  • "My dear father, you are mistaken; Justine is innocent."
  • "If she is, God forbid that she should suffer as guilty. She is to be trie_oday, and I hope, I sincerely hope, that she will be acquitted."
  • This speech calmed me. I was firmly convinced in my own mind that Justine, an_ndeed every human being, was guiltless of this murder. I had no fear, therefore, that any circumstantial evidence could be brought forward stron_nough to convict her. My tale was not one to announce publicly; it_stounding horror would be looked upon as madness by the vulgar. Did any on_ndeed exist, except I, the creator, who would believe, unless his sense_onvinced him, in the existence of the living monument of presumption and ras_gnorance which I had let loose upon the world?
  • We were soon joined by Elizabeth. Time had altered her since I last behel_er; it had endowed her with loveliness surpassing the beauty of her childis_ears. There was the same candour, the same vivacity, but it was allied to a_xpression more full of sensibility and intellect. She welcomed me with th_reatest affection. "Your arrival, my dear cousin," said she, "fills me wit_ope. You perhaps will find some means to justify my poor guiltless Justine.
  • Alas! who is safe, if she be convicted of crime? I rely on her innocence a_ertainly as I do upon my own. Our misfortune is doubly hard to us; we hav_ot only lost that lovely darling boy, but this poor girl, whom I sincerel_ove, is to be torn away by even a worse fate. If she is condemned, I neve_hall know joy more. But she will not, I am sure she will not; and then _hall be happy again, even after the sad death of my little William."
  • "She is innocent, my Elizabeth," said I, "and that shall be proved; fea_othing, but let your spirits be cheered by the assurance of her acquittal."
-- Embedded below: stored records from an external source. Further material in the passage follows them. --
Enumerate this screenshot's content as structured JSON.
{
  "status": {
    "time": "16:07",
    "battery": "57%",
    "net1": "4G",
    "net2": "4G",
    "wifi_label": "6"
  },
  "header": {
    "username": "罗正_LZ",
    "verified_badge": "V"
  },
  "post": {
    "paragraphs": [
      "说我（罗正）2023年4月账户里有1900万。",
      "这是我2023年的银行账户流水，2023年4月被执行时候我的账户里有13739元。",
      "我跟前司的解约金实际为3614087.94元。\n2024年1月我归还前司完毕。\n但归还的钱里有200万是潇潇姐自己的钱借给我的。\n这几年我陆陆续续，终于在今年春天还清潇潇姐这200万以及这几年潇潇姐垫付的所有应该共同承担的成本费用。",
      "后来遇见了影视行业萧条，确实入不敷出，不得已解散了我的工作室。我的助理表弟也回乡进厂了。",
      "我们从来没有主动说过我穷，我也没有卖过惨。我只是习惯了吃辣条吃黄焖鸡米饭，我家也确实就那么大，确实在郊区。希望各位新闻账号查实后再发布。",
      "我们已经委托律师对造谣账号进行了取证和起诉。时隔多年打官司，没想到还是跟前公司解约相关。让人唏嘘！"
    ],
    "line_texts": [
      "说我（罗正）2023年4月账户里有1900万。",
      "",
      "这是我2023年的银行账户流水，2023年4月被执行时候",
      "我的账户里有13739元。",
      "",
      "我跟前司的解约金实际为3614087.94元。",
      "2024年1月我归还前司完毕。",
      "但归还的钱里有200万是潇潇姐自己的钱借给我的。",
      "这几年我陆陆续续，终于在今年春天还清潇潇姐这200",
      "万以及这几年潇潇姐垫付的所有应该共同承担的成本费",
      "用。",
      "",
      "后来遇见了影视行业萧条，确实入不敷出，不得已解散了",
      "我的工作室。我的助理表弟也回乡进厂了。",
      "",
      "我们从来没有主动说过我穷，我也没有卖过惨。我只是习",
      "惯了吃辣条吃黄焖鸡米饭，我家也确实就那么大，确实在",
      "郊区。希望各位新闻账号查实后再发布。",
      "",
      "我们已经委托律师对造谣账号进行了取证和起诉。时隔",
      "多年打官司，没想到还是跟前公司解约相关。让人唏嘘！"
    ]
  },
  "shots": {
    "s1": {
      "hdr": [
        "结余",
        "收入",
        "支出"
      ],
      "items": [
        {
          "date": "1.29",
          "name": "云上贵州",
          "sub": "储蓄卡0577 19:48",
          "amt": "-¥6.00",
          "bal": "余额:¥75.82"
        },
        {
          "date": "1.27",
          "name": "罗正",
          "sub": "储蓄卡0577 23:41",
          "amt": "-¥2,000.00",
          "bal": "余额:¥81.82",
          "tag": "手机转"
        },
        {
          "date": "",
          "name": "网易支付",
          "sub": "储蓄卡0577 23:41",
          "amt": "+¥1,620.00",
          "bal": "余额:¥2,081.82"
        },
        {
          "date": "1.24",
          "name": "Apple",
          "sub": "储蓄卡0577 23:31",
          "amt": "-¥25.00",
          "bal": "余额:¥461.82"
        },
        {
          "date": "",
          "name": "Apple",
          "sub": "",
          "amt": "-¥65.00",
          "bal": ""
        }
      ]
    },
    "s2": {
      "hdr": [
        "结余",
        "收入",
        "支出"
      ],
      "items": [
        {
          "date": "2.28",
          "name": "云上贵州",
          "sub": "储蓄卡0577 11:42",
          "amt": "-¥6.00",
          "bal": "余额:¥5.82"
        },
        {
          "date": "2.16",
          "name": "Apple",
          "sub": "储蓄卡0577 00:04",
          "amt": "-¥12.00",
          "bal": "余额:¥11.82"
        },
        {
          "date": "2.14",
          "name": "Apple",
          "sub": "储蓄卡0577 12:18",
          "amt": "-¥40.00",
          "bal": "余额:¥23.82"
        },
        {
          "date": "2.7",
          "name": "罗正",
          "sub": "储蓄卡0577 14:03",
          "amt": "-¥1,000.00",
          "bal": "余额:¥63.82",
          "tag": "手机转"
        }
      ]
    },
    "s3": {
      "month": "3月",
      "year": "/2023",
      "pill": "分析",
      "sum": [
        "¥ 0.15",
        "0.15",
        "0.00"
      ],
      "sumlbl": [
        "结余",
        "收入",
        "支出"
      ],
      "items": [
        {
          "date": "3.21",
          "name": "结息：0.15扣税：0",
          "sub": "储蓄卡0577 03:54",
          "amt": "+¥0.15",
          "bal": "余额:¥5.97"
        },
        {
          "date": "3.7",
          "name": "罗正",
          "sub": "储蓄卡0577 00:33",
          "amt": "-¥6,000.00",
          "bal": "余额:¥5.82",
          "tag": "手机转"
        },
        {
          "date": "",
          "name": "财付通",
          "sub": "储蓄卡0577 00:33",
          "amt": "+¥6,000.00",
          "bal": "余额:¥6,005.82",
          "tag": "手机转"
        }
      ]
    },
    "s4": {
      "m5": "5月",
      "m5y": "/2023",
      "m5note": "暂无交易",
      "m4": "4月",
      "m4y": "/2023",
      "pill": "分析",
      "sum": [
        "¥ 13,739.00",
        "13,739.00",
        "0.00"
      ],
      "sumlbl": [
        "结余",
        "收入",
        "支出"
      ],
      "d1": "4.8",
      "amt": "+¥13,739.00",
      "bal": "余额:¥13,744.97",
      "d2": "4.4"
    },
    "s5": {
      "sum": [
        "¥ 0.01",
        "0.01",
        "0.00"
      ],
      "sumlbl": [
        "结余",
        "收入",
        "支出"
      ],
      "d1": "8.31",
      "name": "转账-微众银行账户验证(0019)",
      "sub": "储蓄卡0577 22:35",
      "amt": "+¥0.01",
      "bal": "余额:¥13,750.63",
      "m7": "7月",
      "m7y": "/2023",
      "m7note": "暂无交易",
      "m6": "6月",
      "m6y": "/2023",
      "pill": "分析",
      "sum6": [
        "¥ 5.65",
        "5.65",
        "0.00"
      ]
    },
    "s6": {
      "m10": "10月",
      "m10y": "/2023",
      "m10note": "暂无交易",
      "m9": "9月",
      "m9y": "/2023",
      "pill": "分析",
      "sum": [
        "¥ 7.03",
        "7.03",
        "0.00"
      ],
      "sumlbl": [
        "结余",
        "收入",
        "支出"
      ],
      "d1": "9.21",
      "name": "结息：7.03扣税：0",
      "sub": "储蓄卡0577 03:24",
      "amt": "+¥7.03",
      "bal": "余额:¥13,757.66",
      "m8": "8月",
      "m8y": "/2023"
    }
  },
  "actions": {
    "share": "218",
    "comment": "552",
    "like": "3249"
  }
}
  • "How kind and generous you are! every one else believes in her guilt, and tha_ade me wretched, for I knew that it was impossible: and to see every one els_rejudiced in so deadly a manner rendered me hopeless and despairing." Sh_ept.
  • "Dearest niece," said my father, "dry your tears. If she is, as you believe, innocent, rely on the justice of our laws, and the activity with which I shal_revent the slightest shadow of partiality."